Scan the records for lines with the word "role", and copy every such line.

───── Records ─────

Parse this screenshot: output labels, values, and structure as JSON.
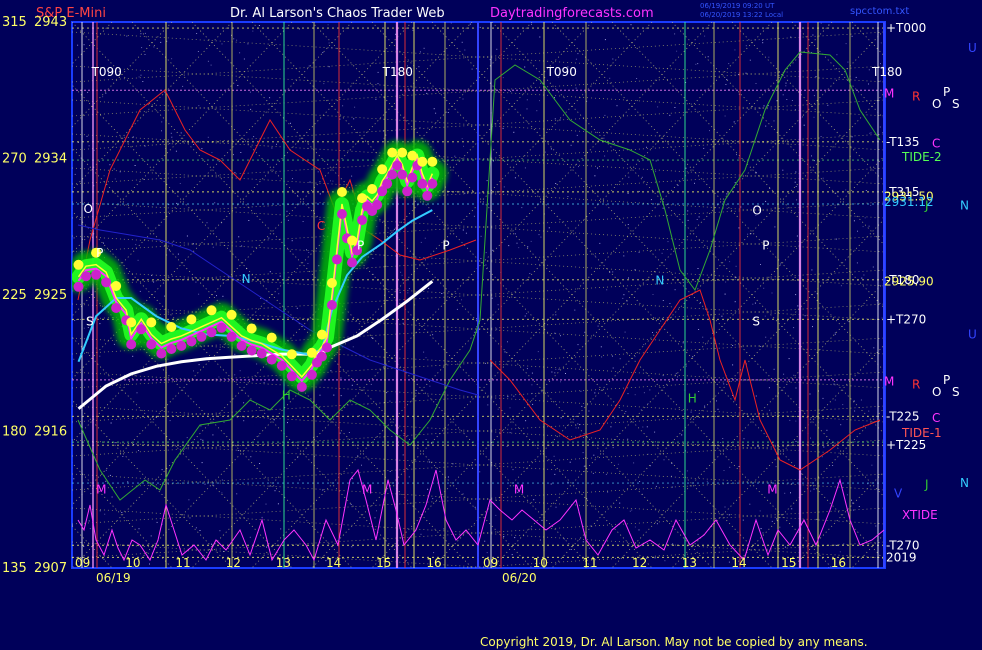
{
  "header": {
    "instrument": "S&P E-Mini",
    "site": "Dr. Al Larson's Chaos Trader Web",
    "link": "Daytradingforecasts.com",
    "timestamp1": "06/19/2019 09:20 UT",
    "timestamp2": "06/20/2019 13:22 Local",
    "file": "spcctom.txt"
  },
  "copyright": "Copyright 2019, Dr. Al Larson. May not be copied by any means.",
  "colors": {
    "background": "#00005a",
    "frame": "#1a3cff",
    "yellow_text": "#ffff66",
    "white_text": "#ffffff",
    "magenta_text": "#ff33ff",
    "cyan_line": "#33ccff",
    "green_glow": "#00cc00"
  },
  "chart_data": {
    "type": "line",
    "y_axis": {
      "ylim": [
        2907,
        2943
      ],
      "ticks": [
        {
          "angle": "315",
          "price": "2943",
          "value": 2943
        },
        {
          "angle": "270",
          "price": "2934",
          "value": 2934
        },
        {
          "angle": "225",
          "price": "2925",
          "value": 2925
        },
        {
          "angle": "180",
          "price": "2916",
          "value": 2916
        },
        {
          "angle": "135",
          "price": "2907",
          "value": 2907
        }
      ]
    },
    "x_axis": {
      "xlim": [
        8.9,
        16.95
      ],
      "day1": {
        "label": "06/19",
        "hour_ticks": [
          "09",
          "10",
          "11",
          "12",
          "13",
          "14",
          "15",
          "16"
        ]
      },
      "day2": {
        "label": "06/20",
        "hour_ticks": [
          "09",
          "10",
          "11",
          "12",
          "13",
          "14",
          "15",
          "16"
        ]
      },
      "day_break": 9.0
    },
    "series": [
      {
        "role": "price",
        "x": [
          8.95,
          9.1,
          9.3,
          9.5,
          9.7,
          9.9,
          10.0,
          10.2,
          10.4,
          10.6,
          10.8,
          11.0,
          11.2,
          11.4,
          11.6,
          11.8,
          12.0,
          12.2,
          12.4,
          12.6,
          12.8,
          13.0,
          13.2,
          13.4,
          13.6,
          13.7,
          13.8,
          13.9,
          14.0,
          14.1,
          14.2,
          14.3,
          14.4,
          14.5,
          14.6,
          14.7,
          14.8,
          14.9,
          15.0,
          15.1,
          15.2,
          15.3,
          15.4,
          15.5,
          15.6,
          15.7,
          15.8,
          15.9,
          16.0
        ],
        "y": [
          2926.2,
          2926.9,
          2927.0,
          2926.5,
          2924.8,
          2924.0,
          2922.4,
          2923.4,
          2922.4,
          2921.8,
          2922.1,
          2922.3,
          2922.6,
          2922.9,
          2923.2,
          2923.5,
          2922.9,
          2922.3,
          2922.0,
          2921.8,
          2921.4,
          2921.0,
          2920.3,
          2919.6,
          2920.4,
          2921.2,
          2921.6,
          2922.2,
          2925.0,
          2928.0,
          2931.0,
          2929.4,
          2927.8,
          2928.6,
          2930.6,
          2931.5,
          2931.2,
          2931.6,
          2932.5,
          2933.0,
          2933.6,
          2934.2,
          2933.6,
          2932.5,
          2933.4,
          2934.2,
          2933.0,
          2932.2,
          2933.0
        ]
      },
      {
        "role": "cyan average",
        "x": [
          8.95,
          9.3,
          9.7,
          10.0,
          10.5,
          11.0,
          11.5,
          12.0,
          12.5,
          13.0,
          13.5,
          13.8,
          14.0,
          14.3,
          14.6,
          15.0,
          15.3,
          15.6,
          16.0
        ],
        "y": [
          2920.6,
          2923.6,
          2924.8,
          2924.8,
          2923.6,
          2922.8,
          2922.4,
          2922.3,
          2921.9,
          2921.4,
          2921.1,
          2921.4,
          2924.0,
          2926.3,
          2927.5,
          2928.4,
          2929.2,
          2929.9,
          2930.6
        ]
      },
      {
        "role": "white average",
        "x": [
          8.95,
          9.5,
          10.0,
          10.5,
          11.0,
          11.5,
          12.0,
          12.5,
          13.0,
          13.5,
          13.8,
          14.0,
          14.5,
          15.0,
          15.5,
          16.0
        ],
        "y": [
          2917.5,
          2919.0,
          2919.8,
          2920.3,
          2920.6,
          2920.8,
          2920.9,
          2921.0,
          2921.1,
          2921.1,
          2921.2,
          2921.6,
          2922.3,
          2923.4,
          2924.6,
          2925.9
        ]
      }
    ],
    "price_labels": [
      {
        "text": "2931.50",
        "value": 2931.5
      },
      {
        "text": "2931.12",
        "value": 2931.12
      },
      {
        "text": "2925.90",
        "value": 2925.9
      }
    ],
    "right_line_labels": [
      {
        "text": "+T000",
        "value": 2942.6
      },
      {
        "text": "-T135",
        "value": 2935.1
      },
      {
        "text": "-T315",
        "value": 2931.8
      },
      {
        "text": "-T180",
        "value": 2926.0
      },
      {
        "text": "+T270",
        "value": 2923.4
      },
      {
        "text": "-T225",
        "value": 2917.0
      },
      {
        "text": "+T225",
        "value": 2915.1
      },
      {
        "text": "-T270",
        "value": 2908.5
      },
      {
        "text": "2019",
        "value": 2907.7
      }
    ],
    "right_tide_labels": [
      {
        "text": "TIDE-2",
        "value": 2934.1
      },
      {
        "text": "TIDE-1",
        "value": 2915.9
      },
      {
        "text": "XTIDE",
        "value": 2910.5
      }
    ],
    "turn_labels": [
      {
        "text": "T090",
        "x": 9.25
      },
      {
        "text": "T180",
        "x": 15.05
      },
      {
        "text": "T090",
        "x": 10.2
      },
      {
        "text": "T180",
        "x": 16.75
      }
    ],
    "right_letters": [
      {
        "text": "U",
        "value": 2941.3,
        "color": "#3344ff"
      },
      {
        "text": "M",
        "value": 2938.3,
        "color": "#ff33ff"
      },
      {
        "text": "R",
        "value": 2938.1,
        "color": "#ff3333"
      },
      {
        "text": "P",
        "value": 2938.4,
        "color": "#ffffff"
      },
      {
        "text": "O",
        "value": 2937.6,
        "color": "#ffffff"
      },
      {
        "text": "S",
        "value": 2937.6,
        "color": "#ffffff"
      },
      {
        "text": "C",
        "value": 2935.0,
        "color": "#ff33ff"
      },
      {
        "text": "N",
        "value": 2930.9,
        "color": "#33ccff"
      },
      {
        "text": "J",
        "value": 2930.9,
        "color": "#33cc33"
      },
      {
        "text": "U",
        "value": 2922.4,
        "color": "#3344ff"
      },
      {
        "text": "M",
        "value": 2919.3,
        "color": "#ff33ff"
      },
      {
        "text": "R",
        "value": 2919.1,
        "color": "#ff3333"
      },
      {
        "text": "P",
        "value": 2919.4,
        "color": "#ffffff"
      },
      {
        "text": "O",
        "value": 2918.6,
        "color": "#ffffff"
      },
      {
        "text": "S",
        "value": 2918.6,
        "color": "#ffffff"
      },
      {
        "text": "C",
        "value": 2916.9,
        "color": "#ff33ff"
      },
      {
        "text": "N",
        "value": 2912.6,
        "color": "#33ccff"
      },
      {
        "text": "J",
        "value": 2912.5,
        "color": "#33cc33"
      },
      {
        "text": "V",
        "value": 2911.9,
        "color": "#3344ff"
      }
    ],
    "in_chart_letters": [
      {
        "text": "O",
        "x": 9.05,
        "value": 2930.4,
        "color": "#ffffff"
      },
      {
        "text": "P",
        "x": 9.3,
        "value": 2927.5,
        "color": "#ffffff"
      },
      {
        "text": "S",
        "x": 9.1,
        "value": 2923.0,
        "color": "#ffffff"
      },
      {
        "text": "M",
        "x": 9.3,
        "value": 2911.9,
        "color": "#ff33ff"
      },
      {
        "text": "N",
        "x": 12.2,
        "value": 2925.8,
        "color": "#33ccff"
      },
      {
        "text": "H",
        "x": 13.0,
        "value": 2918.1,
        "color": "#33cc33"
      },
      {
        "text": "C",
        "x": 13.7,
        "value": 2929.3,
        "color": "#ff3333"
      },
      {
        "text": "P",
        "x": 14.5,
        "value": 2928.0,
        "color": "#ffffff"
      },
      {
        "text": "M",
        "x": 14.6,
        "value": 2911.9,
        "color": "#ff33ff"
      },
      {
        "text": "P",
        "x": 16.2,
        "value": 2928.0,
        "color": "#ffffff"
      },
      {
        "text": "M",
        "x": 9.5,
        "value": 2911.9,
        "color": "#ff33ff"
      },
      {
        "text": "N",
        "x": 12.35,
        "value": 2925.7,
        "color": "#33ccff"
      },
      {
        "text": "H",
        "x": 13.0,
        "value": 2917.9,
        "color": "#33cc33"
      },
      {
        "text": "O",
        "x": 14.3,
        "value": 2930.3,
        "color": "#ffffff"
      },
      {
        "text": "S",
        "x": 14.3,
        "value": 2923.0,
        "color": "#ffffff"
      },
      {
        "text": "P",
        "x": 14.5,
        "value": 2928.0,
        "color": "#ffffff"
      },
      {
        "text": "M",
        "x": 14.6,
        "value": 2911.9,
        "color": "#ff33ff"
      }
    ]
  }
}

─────
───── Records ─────

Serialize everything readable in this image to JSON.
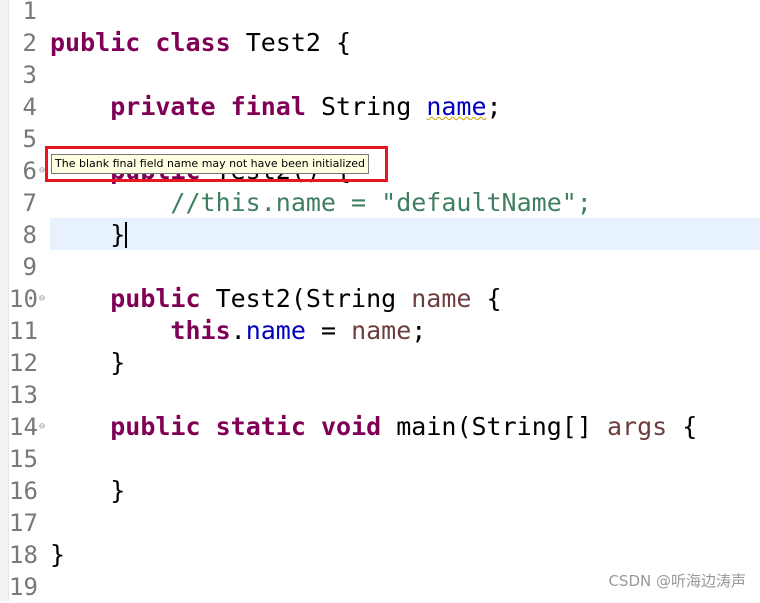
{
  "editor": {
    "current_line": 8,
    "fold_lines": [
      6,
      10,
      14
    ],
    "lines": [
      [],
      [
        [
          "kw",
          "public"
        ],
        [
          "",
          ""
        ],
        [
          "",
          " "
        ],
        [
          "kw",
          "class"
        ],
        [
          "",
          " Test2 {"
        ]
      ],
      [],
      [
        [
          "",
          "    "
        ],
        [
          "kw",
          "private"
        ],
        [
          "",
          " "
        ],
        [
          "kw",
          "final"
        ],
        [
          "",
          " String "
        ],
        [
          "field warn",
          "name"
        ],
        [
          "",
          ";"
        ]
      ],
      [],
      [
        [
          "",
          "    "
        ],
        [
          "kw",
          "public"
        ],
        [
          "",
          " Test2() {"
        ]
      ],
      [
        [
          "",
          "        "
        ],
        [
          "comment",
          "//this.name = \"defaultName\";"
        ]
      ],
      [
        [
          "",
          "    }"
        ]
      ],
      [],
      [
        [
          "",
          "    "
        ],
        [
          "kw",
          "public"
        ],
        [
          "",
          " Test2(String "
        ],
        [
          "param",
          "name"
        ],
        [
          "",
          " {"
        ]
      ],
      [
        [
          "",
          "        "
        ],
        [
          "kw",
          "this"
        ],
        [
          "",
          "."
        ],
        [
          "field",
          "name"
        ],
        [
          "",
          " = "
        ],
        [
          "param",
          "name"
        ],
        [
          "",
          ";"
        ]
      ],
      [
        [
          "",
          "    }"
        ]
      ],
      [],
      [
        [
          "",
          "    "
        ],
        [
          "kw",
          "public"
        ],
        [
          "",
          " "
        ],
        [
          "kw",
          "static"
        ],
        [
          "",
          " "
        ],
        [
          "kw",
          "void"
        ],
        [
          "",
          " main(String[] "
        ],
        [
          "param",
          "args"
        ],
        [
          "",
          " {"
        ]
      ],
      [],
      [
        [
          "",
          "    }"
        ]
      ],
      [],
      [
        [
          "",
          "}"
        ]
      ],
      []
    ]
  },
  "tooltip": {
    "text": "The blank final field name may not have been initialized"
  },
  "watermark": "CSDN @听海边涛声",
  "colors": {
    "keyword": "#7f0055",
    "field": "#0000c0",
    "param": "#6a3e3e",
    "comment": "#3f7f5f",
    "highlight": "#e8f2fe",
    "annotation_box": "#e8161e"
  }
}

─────

Problem solution:
        "role": "price",
        "role": "cyan average",
        "role": "white average",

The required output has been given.